He shares a chart with me (from AppFigures, see below) about how long it can take for vulnerable users to turn off recurring subscriptions: “Only half will have figured out how to cancel it two months later. The other half still hasn’t figured it out after 8 whole weekly billing cycles,” he says.

“Only half will have figured out how to cancel it two months later.”
“Only half will have figured out how to cancel it two months later.”
Chart by AppFigures

Situations like these make it harder than ever for Apple to justify its constant rhetoric about how the App Store is safe, secure, and defended, or that it’s necessary for Apple to be solely in charge, something that has already been in question for years due to the company’s arbitrary enforcement of its rules and recent App Store cash grabs.

“bringing a plastic butter knife to a gun fight”

And we’re starting to hear from Apple insiders, too, that the company’s claims about App Store security are overblown. Eric Friedman, the head of the company’s Fraud Engineering Algorithms and Risk (FEAR) team, will be testifying in next month’s Epic Games trial. In a recent deposition he spoke of the App Review team as “bringing a plastic butter knife to a gun fight” and “more like the pretty lady who greets you with a lei at the Hawaiian airport than the drug sniffing dog.” His team reportedly believed App Review’s job was incentivized to get apps “through the pipe” and “move people through” like TSA employees. “App Reviewers typically review between 50 to 100 apps per day,” reads part of Epic Games’ filing.

Other App Store executives deposed for the Epic Games trial admitted that they were aware of a number of the types of scams we’re discussing today, including ringtone apps that reportedly raked in hundreds of thousands of dollars a month despite users warning against them — start at page 170 here (PDF) for examples.

“Apple likes to tie the App Store together with the system level protections, and bundle them together as the reason why the distribution is secure, but really it’s the system-level protections that are doing all the work,” says Eleftheriou.

Meanwhile, Apple former senior director of worldwide marketing (and noted tech analyst) Michael Gartenberg praised Eleftheriou’s recent efforts to highlight scams, suggesting that the Apple ecosystem is “breaking at the seams.”

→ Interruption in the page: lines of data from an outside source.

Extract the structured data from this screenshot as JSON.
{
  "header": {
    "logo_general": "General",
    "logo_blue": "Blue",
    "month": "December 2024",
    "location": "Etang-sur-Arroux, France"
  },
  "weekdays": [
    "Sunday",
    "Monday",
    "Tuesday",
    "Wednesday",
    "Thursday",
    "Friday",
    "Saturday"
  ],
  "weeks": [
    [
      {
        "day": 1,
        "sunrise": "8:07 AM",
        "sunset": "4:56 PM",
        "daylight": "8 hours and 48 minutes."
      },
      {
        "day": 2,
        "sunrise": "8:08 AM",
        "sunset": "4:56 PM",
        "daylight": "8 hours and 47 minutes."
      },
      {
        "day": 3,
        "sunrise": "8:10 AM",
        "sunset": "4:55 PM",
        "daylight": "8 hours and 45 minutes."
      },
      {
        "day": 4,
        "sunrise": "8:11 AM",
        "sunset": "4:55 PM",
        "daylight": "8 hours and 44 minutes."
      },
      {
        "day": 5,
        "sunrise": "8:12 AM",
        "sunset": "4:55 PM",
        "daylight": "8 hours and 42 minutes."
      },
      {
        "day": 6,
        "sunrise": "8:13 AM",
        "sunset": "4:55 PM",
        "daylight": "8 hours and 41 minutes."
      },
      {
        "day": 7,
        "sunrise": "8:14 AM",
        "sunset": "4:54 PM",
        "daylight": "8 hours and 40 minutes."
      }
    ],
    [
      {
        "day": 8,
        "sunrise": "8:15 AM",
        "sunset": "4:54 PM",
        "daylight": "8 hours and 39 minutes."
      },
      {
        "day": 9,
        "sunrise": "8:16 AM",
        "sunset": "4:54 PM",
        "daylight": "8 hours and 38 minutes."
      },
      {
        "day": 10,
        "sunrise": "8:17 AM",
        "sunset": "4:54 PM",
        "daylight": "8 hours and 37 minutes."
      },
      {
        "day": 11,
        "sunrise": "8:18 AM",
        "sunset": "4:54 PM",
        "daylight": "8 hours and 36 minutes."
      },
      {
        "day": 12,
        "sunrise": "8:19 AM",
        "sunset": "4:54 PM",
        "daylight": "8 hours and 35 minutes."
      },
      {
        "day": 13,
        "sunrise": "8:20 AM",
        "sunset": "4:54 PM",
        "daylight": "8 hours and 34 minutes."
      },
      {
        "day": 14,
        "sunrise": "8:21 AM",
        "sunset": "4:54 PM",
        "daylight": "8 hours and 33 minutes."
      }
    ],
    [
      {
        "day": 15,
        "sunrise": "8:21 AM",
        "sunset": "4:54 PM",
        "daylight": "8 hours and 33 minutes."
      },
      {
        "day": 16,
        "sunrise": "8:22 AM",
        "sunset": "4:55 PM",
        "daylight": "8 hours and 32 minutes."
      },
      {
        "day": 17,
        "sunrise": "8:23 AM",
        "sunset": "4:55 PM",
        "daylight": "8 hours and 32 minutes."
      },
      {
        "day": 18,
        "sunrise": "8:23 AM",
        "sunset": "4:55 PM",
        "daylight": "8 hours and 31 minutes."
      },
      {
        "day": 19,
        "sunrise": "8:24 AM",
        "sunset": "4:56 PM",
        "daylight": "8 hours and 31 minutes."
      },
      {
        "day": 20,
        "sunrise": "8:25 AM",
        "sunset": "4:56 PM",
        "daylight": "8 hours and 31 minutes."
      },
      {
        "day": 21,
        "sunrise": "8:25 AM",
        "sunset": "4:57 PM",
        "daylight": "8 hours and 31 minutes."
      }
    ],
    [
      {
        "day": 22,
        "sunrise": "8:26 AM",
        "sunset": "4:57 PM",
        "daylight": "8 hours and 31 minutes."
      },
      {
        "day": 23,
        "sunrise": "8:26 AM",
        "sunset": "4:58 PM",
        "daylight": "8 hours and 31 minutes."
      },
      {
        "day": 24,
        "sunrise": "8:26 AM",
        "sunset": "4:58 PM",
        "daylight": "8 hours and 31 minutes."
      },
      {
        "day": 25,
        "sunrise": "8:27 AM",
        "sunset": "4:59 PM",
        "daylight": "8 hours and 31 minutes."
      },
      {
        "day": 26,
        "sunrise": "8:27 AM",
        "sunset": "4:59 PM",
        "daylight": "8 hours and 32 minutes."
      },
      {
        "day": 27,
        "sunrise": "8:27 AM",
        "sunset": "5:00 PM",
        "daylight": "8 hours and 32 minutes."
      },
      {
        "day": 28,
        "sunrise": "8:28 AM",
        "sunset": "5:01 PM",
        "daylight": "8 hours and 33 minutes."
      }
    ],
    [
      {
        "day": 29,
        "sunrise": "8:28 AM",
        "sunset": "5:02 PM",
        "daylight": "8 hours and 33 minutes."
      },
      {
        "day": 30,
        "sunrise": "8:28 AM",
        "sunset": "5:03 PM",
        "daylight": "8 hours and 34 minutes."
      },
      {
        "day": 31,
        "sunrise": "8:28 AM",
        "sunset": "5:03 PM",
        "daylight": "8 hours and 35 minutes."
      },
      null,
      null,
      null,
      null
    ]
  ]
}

But the thing I’m stuck on is how the most profitable company in the world, a company that has long justified a 30-percent cut of the App Store’s billions because of its App Review efforts, a company with multiple enforcement teams and access to internal data, isn’t doing the simple task of auditing the App Store’s top-grossing apps for fraud.

It’s not a novel idea: Daring Fireball’s John Gruber suggested it in December 2018, and again in 2019, and again in 2020.

But though Apple claims “the apps we offer are held to the highest standards for privacy, security, and content,” and that “moderators review worldwide App Store charts for quality and accuracy” every single day, it doesn’t seem to have taken this simple step.

Apple would not tell me why one man is continuing to find egregious apps that Apple’s fraud and app review teams are missing, or whether it goes back to inspect the App Store’s most lucrative apps for fraud. The company would not say how it protects customers against fake reviews, or whether any customers that fell for these scams will get refunds, or how it plans to combat scams in the future.

Apple did say generically that it does offer the ability to request refunds; that it does re-review apps against its App Store guidelines; and that it has improved its subscription processes both by 1) requiring app developers to clearly display what customers are getting into and how to cancel, and 2) prompting users to “manage” their subscription at the time they delete an app.

By the way: you know that app that John Gruber helped draw attention to in 2019, the one that reportedly charged $10 every week for wallpaper you could find free online? It’s still on the App Store. The app never got permanently removed.

It currently has a 4.1 rating, despite countless negative reviews, and SensorTower estimates the app still makes its developer $10,000 a month.

Correction: Background developer Tron Apps tells us Apple did briefly remove its wallpaper app in September 2019. That didn’t stop the negative reviews.